Recorded information ::

========================

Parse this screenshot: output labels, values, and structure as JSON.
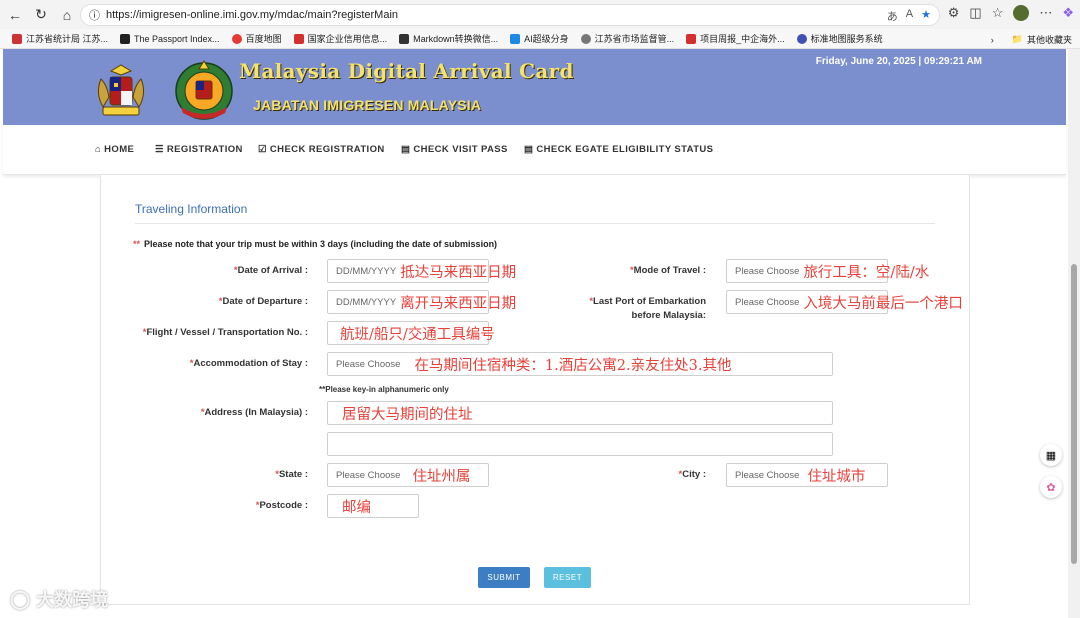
{
  "browser": {
    "url": "https://imigresen-online.imi.gov.my/mdac/main?registerMain",
    "bookmarks": [
      "江苏省统计局 江苏...",
      "The Passport Index...",
      "百度地图",
      "国家企业信用信息...",
      "Markdown转换微信...",
      "AI超级分身",
      "江苏省市场监督管...",
      "项目周报_中企海外...",
      "标准地图服务系统"
    ],
    "other_bookmarks": "其他收藏夹"
  },
  "header": {
    "title": "Malaysia Digital Arrival Card",
    "subtitle": "JABATAN IMIGRESEN MALAYSIA",
    "datetime": "Friday, June 20, 2025 | 09:29:21 AM",
    "logo_text": "IMIGRESEN MALAYSIA"
  },
  "nav": {
    "home": "HOME",
    "registration": "REGISTRATION",
    "check_registration": "CHECK REGISTRATION",
    "check_visit_pass": "CHECK VISIT PASS",
    "check_egate": "CHECK EGATE ELIGIBILITY STATUS"
  },
  "form": {
    "section_title": "Traveling Information",
    "note_marker": "**",
    "note": "Please note that your trip must be within 3 days (including the date of submission)",
    "required": "*",
    "date_of_arrival_label": "Date of Arrival :",
    "date_of_arrival_placeholder": "DD/MM/YYYY",
    "date_of_departure_label": "Date of Departure :",
    "date_of_departure_placeholder": "DD/MM/YYYY",
    "mode_of_travel_label": "Mode of Travel :",
    "mode_of_travel_value": "Please Choose",
    "last_port_label_1": "Last Port of Embarkation",
    "last_port_label_2": "before Malaysia:",
    "last_port_value": "Please Choose",
    "flight_label": "Flight / Vessel / Transportation No. :",
    "accommodation_label": "Accommodation of Stay :",
    "accommodation_value": "Please Choose",
    "alphanumeric_hint": "**Please key-in alphanumeric only",
    "address_label": "Address (In Malaysia) :",
    "state_label": "State :",
    "state_value": "Please Choose",
    "city_label": "City :",
    "city_value": "Please Choose",
    "postcode_label": "Postcode :",
    "submit": "SUBMIT",
    "reset": "RESET"
  },
  "annotations": {
    "arrival": "抵达马来西亚日期",
    "departure": "离开马来西亚日期",
    "mode": "旅行工具：空/陆/水",
    "last_port": "入境大马前最后一个港口",
    "flight": "航班/船只/交通工具编号",
    "accommodation": "在马期间住宿种类：1.酒店公寓2.亲友住处3.其他",
    "address": "居留大马期间的住址",
    "state": "住址州属",
    "city": "住址城市",
    "postcode": "邮编"
  },
  "watermark": "大数跨境",
  "colors": {
    "header_bg": "#7b8fcf",
    "title": "#f3e36b",
    "section_title": "#3d6fb6",
    "annotation": "#e8413a",
    "submit": "#3c7dc4",
    "reset": "#5bc0de"
  }
}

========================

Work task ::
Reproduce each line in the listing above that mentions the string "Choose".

Exercise answer ::
    "mode_of_travel_value": "Please Choose",
    "last_port_value": "Please Choose",
    "accommodation_value": "Please Choose",
    "state_value": "Please Choose",
    "city_value": "Please Choose",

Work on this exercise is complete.